EXERCISE REQUIREMENTS:
Repeat the lines of the data exactly and exclude any picture among them.

RECORDS SHOWN:
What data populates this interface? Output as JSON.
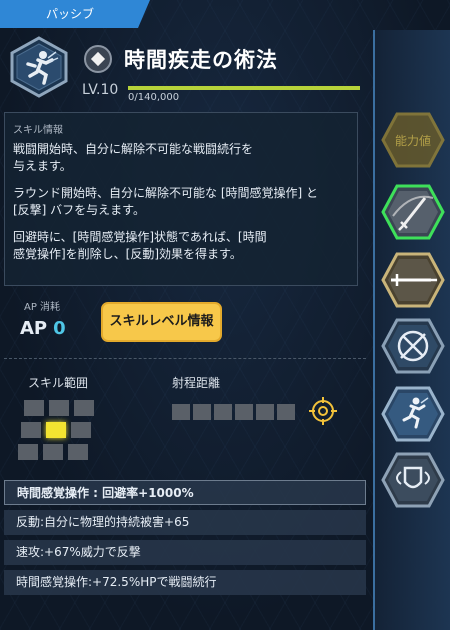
{
  "tab": {
    "label": "パッシブ"
  },
  "skill": {
    "title": "時間疾走の術法",
    "level": "LV.10",
    "exp_text": "0/140,000",
    "exp_fraction": 0.0
  },
  "description": {
    "header": "スキル情報",
    "paragraphs": [
      "戦闘開始時、自分に解除不可能な戦闘続行を\n与えます。",
      "ラウンド開始時、自分に解除不可能な [時間感覚操作] と\n[反撃] バフを与えます。",
      "回避時に、[時間感覚操作]状態であれば、[時間\n感覚操作]を削除し、[反動]効果を得ます。"
    ]
  },
  "ap": {
    "label": "AP 消耗",
    "prefix": "AP",
    "value": "0"
  },
  "level_info_button": "スキルレベル情報",
  "range": {
    "label": "スキル範囲"
  },
  "distance": {
    "label": "射程距離"
  },
  "stats": [
    "時間感覚操作 : 回避率+1000%",
    "反動:自分に物理的持続被害+65",
    "速攻:+67%威力で反撃",
    "時間感覚操作:+72.5%HPで戦闘続行"
  ],
  "rail": {
    "locked_label": "能力値",
    "icons": [
      "sword-slash-icon",
      "sword-icon",
      "crossed-bow-icon",
      "running-figure-icon",
      "winged-shield-icon"
    ]
  },
  "colors": {
    "accent": "#2f87d6",
    "ap_value": "#4fc6e6",
    "button": "#f7c84a",
    "exp": "#b7d33a",
    "highlight_cell": "#f3e431"
  }
}
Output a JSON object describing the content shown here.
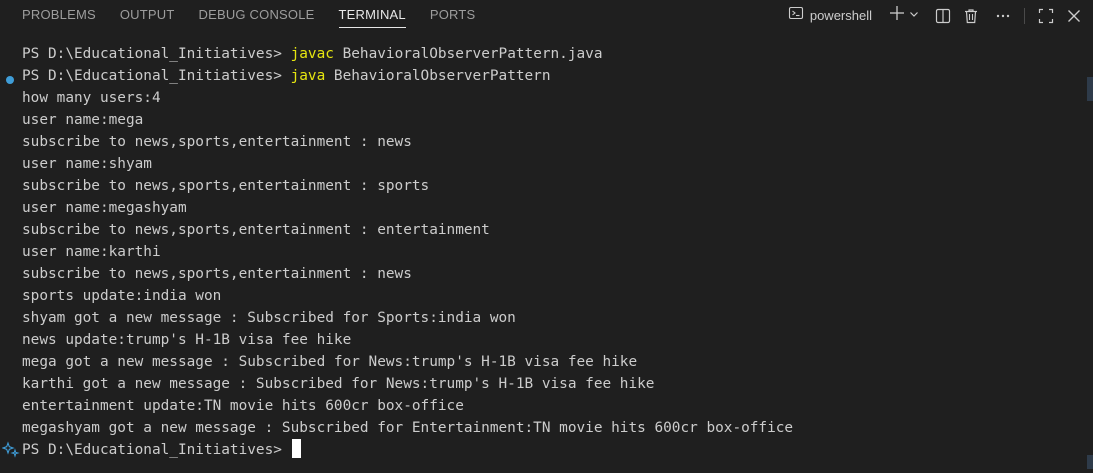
{
  "panel": {
    "tabs": [
      {
        "label": "PROBLEMS"
      },
      {
        "label": "OUTPUT"
      },
      {
        "label": "DEBUG CONSOLE"
      },
      {
        "label": "TERMINAL"
      },
      {
        "label": "PORTS"
      }
    ],
    "active_tab": "TERMINAL",
    "shell_label": "powershell"
  },
  "icons": {
    "shell": "terminal-icon",
    "add": "plus-icon",
    "dropdown": "chevron-down-icon",
    "split": "split-terminal-icon",
    "kill": "trash-icon",
    "more": "ellipsis-icon",
    "maximize": "maximize-panel-icon",
    "close": "close-icon"
  },
  "colors": {
    "background": "#1f1f1f",
    "text": "#cccccc",
    "command": "#e5e510",
    "decoration": "#3f9dd8"
  },
  "terminal": {
    "lines": [
      {
        "prompt": "PS D:\\Educational_Initiatives> ",
        "cmd": "javac",
        "rest": " BehavioralObserverPattern.java"
      },
      {
        "prompt": "PS D:\\Educational_Initiatives> ",
        "cmd": "java",
        "rest": " BehavioralObserverPattern"
      },
      {
        "text": "how many users:4"
      },
      {
        "text": "user name:mega"
      },
      {
        "text": "subscribe to news,sports,entertainment : news"
      },
      {
        "text": "user name:shyam"
      },
      {
        "text": "subscribe to news,sports,entertainment : sports"
      },
      {
        "text": "user name:megashyam"
      },
      {
        "text": "subscribe to news,sports,entertainment : entertainment"
      },
      {
        "text": "user name:karthi"
      },
      {
        "text": "subscribe to news,sports,entertainment : news"
      },
      {
        "text": "sports update:india won"
      },
      {
        "text": "shyam got a new message : Subscribed for Sports:india won"
      },
      {
        "text": "news update:trump's H-1B visa fee hike"
      },
      {
        "text": "mega got a new message : Subscribed for News:trump's H-1B visa fee hike"
      },
      {
        "text": "karthi got a new message : Subscribed for News:trump's H-1B visa fee hike"
      },
      {
        "text": "entertainment update:TN movie hits 600cr box-office"
      },
      {
        "text": "megashyam got a new message : Subscribed for Entertainment:TN movie hits 600cr box-office"
      },
      {
        "prompt": "PS D:\\Educational_Initiatives> "
      }
    ]
  }
}
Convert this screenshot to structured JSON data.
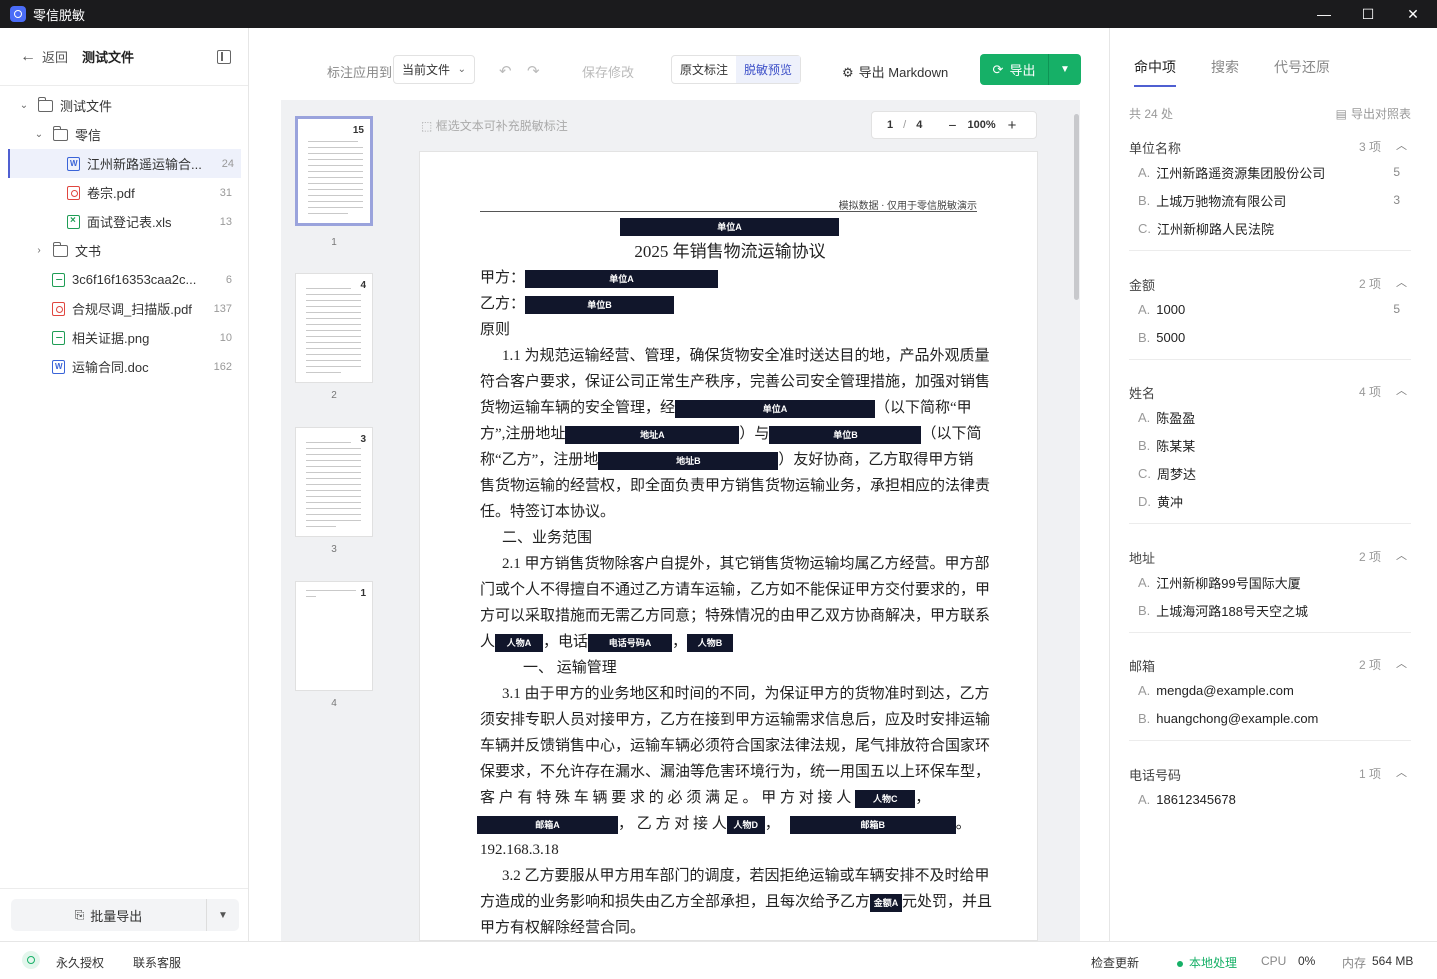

RESULT OF THE TASK:
What data populates this interface? Output as JSON.
{
  "tab": {
    "label": "パッシブ"
  },
  "skill": {
    "title": "時間疾走の術法",
    "level": "LV.10",
    "exp_text": "0/140,000",
    "exp_fraction": 0.0
  },
  "description": {
    "header": "スキル情報",
    "paragraphs": [
      "戦闘開始時、自分に解除不可能な戦闘続行を\n与えます。",
      "ラウンド開始時、自分に解除不可能な [時間感覚操作] と\n[反撃] バフを与えます。",
      "回避時に、[時間感覚操作]状態であれば、[時間\n感覚操作]を削除し、[反動]効果を得ます。"
    ]
  },
  "ap": {
    "label": "AP 消耗",
    "prefix": "AP",
    "value": "0"
  },
  "level_info_button": "スキルレベル情報",
  "range": {
    "label": "スキル範囲"
  },
  "distance": {
    "label": "射程距離"
  },
  "stats": [
    "時間感覚操作 : 回避率+1000%",
    "反動:自分に物理的持続被害+65",
    "速攻:+67%威力で反撃",
    "時間感覚操作:+72.5%HPで戦闘続行"
  ],
  "rail": {
    "locked_label": "能力値",
    "icons": [
      "sword-slash-icon",
      "sword-icon",
      "crossed-bow-icon",
      "running-figure-icon",
      "winged-shield-icon"
    ]
  },
  "colors": {
    "accent": "#2f87d6",
    "ap_value": "#4fc6e6",
    "button": "#f7c84a",
    "exp": "#b7d33a",
    "highlight_cell": "#f3e431"
  }
}
Output a JSON object describing the content shown here.
{
  "panel": {
    "tabs": [
      {
        "label": "PROBLEMS"
      },
      {
        "label": "OUTPUT"
      },
      {
        "label": "DEBUG CONSOLE"
      },
      {
        "label": "TERMINAL"
      },
      {
        "label": "PORTS"
      }
    ],
    "active_tab": "TERMINAL",
    "shell_label": "powershell"
  },
  "icons": {
    "shell": "terminal-icon",
    "add": "plus-icon",
    "dropdown": "chevron-down-icon",
    "split": "split-terminal-icon",
    "kill": "trash-icon",
    "more": "ellipsis-icon",
    "maximize": "maximize-panel-icon",
    "close": "close-icon"
  },
  "colors": {
    "background": "#1f1f1f",
    "text": "#cccccc",
    "command": "#e5e510",
    "decoration": "#3f9dd8"
  },
  "terminal": {
    "lines": [
      {
        "prompt": "PS D:\\Educational_Initiatives> ",
        "cmd": "javac",
        "rest": " BehavioralObserverPattern.java"
      },
      {
        "prompt": "PS D:\\Educational_Initiatives> ",
        "cmd": "java",
        "rest": " BehavioralObserverPattern"
      },
      {
        "text": "how many users:4"
      },
      {
        "text": "user name:mega"
      },
      {
        "text": "subscribe to news,sports,entertainment : news"
      },
      {
        "text": "user name:shyam"
      },
      {
        "text": "subscribe to news,sports,entertainment : sports"
      },
      {
        "text": "user name:megashyam"
      },
      {
        "text": "subscribe to news,sports,entertainment : entertainment"
      },
      {
        "text": "user name:karthi"
      },
      {
        "text": "subscribe to news,sports,entertainment : news"
      },
      {
        "text": "sports update:india won"
      },
      {
        "text": "shyam got a new message : Subscribed for Sports:india won"
      },
      {
        "text": "news update:trump's H-1B visa fee hike"
      },
      {
        "text": "mega got a new message : Subscribed for News:trump's H-1B visa fee hike"
      },
      {
        "text": "karthi got a new message : Subscribed for News:trump's H-1B visa fee hike"
      },
      {
        "text": "entertainment update:TN movie hits 600cr box-office"
      },
      {
        "text": "megashyam got a new message : Subscribed for Entertainment:TN movie hits 600cr box-office"
      },
      {
        "prompt": "PS D:\\Educational_Initiatives> "
      }
    ]
  }
}
Convert this screenshot to structured JSON data.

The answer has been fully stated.